App and web page records -
· · · · · · ·
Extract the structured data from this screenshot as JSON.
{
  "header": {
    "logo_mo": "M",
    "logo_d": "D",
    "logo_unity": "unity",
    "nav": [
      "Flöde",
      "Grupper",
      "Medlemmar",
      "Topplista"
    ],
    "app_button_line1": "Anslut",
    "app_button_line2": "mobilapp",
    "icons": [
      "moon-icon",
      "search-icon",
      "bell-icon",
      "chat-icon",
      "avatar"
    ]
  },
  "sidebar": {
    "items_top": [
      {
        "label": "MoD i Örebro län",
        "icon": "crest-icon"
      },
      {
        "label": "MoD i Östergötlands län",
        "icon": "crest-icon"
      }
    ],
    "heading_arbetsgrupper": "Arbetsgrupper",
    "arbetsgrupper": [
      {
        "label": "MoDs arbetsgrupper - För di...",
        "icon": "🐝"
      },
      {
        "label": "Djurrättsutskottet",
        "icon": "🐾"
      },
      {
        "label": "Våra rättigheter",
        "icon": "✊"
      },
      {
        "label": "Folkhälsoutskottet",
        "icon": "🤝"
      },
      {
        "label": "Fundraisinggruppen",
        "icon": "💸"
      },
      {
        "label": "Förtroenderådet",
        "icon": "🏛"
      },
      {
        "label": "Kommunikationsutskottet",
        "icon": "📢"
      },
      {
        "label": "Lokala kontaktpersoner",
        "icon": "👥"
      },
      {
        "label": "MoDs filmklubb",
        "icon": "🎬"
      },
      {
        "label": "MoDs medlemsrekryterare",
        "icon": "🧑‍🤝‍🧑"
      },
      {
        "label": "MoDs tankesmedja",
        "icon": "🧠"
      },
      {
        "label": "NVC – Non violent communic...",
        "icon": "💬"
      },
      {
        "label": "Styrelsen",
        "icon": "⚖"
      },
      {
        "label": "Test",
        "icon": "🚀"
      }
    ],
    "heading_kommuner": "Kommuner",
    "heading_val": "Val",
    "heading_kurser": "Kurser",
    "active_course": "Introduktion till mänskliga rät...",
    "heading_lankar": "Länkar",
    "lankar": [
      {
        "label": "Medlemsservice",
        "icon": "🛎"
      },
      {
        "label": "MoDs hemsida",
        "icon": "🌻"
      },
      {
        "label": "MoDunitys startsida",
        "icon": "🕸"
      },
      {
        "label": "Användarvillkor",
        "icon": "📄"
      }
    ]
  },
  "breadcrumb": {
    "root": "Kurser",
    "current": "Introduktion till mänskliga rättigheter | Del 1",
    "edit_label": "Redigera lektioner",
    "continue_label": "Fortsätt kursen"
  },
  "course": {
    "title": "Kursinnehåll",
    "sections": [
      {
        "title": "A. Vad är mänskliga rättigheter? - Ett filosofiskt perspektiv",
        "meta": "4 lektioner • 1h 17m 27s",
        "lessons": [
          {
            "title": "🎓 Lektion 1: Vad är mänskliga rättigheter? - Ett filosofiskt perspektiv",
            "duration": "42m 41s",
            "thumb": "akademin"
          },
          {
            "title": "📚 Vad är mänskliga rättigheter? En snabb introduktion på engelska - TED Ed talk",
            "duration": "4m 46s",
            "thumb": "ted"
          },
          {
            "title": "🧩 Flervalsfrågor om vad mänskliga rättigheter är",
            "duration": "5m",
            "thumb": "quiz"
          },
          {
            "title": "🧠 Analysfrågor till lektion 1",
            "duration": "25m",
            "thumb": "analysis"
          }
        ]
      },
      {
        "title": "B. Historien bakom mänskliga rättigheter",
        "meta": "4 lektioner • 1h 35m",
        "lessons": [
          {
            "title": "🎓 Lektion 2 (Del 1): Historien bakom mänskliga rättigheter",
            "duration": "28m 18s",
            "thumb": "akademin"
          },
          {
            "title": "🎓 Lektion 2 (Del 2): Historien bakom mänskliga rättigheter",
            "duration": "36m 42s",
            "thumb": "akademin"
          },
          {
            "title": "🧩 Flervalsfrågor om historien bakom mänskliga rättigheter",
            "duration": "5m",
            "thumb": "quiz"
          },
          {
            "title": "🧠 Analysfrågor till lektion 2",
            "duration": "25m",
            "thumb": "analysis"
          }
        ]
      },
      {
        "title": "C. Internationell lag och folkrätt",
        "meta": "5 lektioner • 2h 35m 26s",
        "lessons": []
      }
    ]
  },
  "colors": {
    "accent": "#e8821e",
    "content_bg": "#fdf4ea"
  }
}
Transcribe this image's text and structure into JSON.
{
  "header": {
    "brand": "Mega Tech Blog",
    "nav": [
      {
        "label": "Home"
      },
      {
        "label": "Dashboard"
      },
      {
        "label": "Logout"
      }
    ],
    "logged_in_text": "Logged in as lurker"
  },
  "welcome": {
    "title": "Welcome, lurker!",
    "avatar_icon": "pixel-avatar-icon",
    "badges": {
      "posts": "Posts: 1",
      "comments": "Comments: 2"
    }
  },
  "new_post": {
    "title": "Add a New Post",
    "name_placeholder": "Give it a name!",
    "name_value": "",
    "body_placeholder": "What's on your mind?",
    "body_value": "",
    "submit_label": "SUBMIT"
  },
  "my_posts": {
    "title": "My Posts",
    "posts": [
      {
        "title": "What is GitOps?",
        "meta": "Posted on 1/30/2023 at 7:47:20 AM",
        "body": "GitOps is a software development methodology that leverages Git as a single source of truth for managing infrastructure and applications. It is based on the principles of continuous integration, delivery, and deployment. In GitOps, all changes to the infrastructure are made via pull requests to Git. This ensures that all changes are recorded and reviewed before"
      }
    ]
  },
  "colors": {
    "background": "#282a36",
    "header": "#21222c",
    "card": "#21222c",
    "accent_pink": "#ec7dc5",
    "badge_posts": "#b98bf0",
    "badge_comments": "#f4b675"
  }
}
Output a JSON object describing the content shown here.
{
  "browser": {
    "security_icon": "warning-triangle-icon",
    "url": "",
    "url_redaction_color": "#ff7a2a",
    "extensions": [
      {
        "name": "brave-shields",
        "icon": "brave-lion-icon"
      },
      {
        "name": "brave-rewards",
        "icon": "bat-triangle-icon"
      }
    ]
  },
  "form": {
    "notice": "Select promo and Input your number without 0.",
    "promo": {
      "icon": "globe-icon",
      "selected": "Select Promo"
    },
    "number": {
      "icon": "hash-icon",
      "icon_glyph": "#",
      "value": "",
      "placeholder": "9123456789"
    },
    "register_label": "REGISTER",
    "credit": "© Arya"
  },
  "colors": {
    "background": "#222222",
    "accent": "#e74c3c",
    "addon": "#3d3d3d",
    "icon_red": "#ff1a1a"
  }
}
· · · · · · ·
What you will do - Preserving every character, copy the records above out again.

Response box -
Extract the structured data from this screenshot as JSON.
{
  "header": {
    "logo_mo": "M",
    "logo_d": "D",
    "logo_unity": "unity",
    "nav": [
      "Flöde",
      "Grupper",
      "Medlemmar",
      "Topplista"
    ],
    "app_button_line1": "Anslut",
    "app_button_line2": "mobilapp",
    "icons": [
      "moon-icon",
      "search-icon",
      "bell-icon",
      "chat-icon",
      "avatar"
    ]
  },
  "sidebar": {
    "items_top": [
      {
        "label": "MoD i Örebro län",
        "icon": "crest-icon"
      },
      {
        "label": "MoD i Östergötlands län",
        "icon": "crest-icon"
      }
    ],
    "heading_arbetsgrupper": "Arbetsgrupper",
    "arbetsgrupper": [
      {
        "label": "MoDs arbetsgrupper - För di...",
        "icon": "🐝"
      },
      {
        "label": "Djurrättsutskottet",
        "icon": "🐾"
      },
      {
        "label": "Våra rättigheter",
        "icon": "✊"
      },
      {
        "label": "Folkhälsoutskottet",
        "icon": "🤝"
      },
      {
        "label": "Fundraisinggruppen",
        "icon": "💸"
      },
      {
        "label": "Förtroenderådet",
        "icon": "🏛"
      },
      {
        "label": "Kommunikationsutskottet",
        "icon": "📢"
      },
      {
        "label": "Lokala kontaktpersoner",
        "icon": "👥"
      },
      {
        "label": "MoDs filmklubb",
        "icon": "🎬"
      },
      {
        "label": "MoDs medlemsrekryterare",
        "icon": "🧑‍🤝‍🧑"
      },
      {
        "label": "MoDs tankesmedja",
        "icon": "🧠"
      },
      {
        "label": "NVC – Non violent communic...",
        "icon": "💬"
      },
      {
        "label": "Styrelsen",
        "icon": "⚖"
      },
      {
        "label": "Test",
        "icon": "🚀"
      }
    ],
    "heading_kommuner": "Kommuner",
    "heading_val": "Val",
    "heading_kurser": "Kurser",
    "active_course": "Introduktion till mänskliga rät...",
    "heading_lankar": "Länkar",
    "lankar": [
      {
        "label": "Medlemsservice",
        "icon": "🛎"
      },
      {
        "label": "MoDs hemsida",
        "icon": "🌻"
      },
      {
        "label": "MoDunitys startsida",
        "icon": "🕸"
      },
      {
        "label": "Användarvillkor",
        "icon": "📄"
      }
    ]
  },
  "breadcrumb": {
    "root": "Kurser",
    "current": "Introduktion till mänskliga rättigheter | Del 1",
    "edit_label": "Redigera lektioner",
    "continue_label": "Fortsätt kursen"
  },
  "course": {
    "title": "Kursinnehåll",
    "sections": [
      {
        "title": "A. Vad är mänskliga rättigheter? - Ett filosofiskt perspektiv",
        "meta": "4 lektioner • 1h 17m 27s",
        "lessons": [
          {
            "title": "🎓 Lektion 1: Vad är mänskliga rättigheter? - Ett filosofiskt perspektiv",
            "duration": "42m 41s",
            "thumb": "akademin"
          },
          {
            "title": "📚 Vad är mänskliga rättigheter? En snabb introduktion på engelska - TED Ed talk",
            "duration": "4m 46s",
            "thumb": "ted"
          },
          {
            "title": "🧩 Flervalsfrågor om vad mänskliga rättigheter är",
            "duration": "5m",
            "thumb": "quiz"
          },
          {
            "title": "🧠 Analysfrågor till lektion 1",
            "duration": "25m",
            "thumb": "analysis"
          }
        ]
      },
      {
        "title": "B. Historien bakom mänskliga rättigheter",
        "meta": "4 lektioner • 1h 35m",
        "lessons": [
          {
            "title": "🎓 Lektion 2 (Del 1): Historien bakom mänskliga rättigheter",
            "duration": "28m 18s",
            "thumb": "akademin"
          },
          {
            "title": "🎓 Lektion 2 (Del 2): Historien bakom mänskliga rättigheter",
            "duration": "36m 42s",
            "thumb": "akademin"
          },
          {
            "title": "🧩 Flervalsfrågor om historien bakom mänskliga rättigheter",
            "duration": "5m",
            "thumb": "quiz"
          },
          {
            "title": "🧠 Analysfrågor till lektion 2",
            "duration": "25m",
            "thumb": "analysis"
          }
        ]
      },
      {
        "title": "C. Internationell lag och folkrätt",
        "meta": "5 lektioner • 2h 35m 26s",
        "lessons": []
      }
    ]
  },
  "colors": {
    "accent": "#e8821e",
    "content_bg": "#fdf4ea"
  }
}
Transcribe this image's text and structure into JSON.
{
  "header": {
    "brand": "Mega Tech Blog",
    "nav": [
      {
        "label": "Home"
      },
      {
        "label": "Dashboard"
      },
      {
        "label": "Logout"
      }
    ],
    "logged_in_text": "Logged in as lurker"
  },
  "welcome": {
    "title": "Welcome, lurker!",
    "avatar_icon": "pixel-avatar-icon",
    "badges": {
      "posts": "Posts: 1",
      "comments": "Comments: 2"
    }
  },
  "new_post": {
    "title": "Add a New Post",
    "name_placeholder": "Give it a name!",
    "name_value": "",
    "body_placeholder": "What's on your mind?",
    "body_value": "",
    "submit_label": "SUBMIT"
  },
  "my_posts": {
    "title": "My Posts",
    "posts": [
      {
        "title": "What is GitOps?",
        "meta": "Posted on 1/30/2023 at 7:47:20 AM",
        "body": "GitOps is a software development methodology that leverages Git as a single source of truth for managing infrastructure and applications. It is based on the principles of continuous integration, delivery, and deployment. In GitOps, all changes to the infrastructure are made via pull requests to Git. This ensures that all changes are recorded and reviewed before"
      }
    ]
  },
  "colors": {
    "background": "#282a36",
    "header": "#21222c",
    "card": "#21222c",
    "accent_pink": "#ec7dc5",
    "badge_posts": "#b98bf0",
    "badge_comments": "#f4b675"
  }
}
Output a JSON object describing the content shown here.
{
  "browser": {
    "security_icon": "warning-triangle-icon",
    "url": "",
    "url_redaction_color": "#ff7a2a",
    "extensions": [
      {
        "name": "brave-shields",
        "icon": "brave-lion-icon"
      },
      {
        "name": "brave-rewards",
        "icon": "bat-triangle-icon"
      }
    ]
  },
  "form": {
    "notice": "Select promo and Input your number without 0.",
    "promo": {
      "icon": "globe-icon",
      "selected": "Select Promo"
    },
    "number": {
      "icon": "hash-icon",
      "icon_glyph": "#",
      "value": "",
      "placeholder": "9123456789"
    },
    "register_label": "REGISTER",
    "credit": "© Arya"
  },
  "colors": {
    "background": "#222222",
    "accent": "#e74c3c",
    "addon": "#3d3d3d",
    "icon_red": "#ff1a1a"
  }
}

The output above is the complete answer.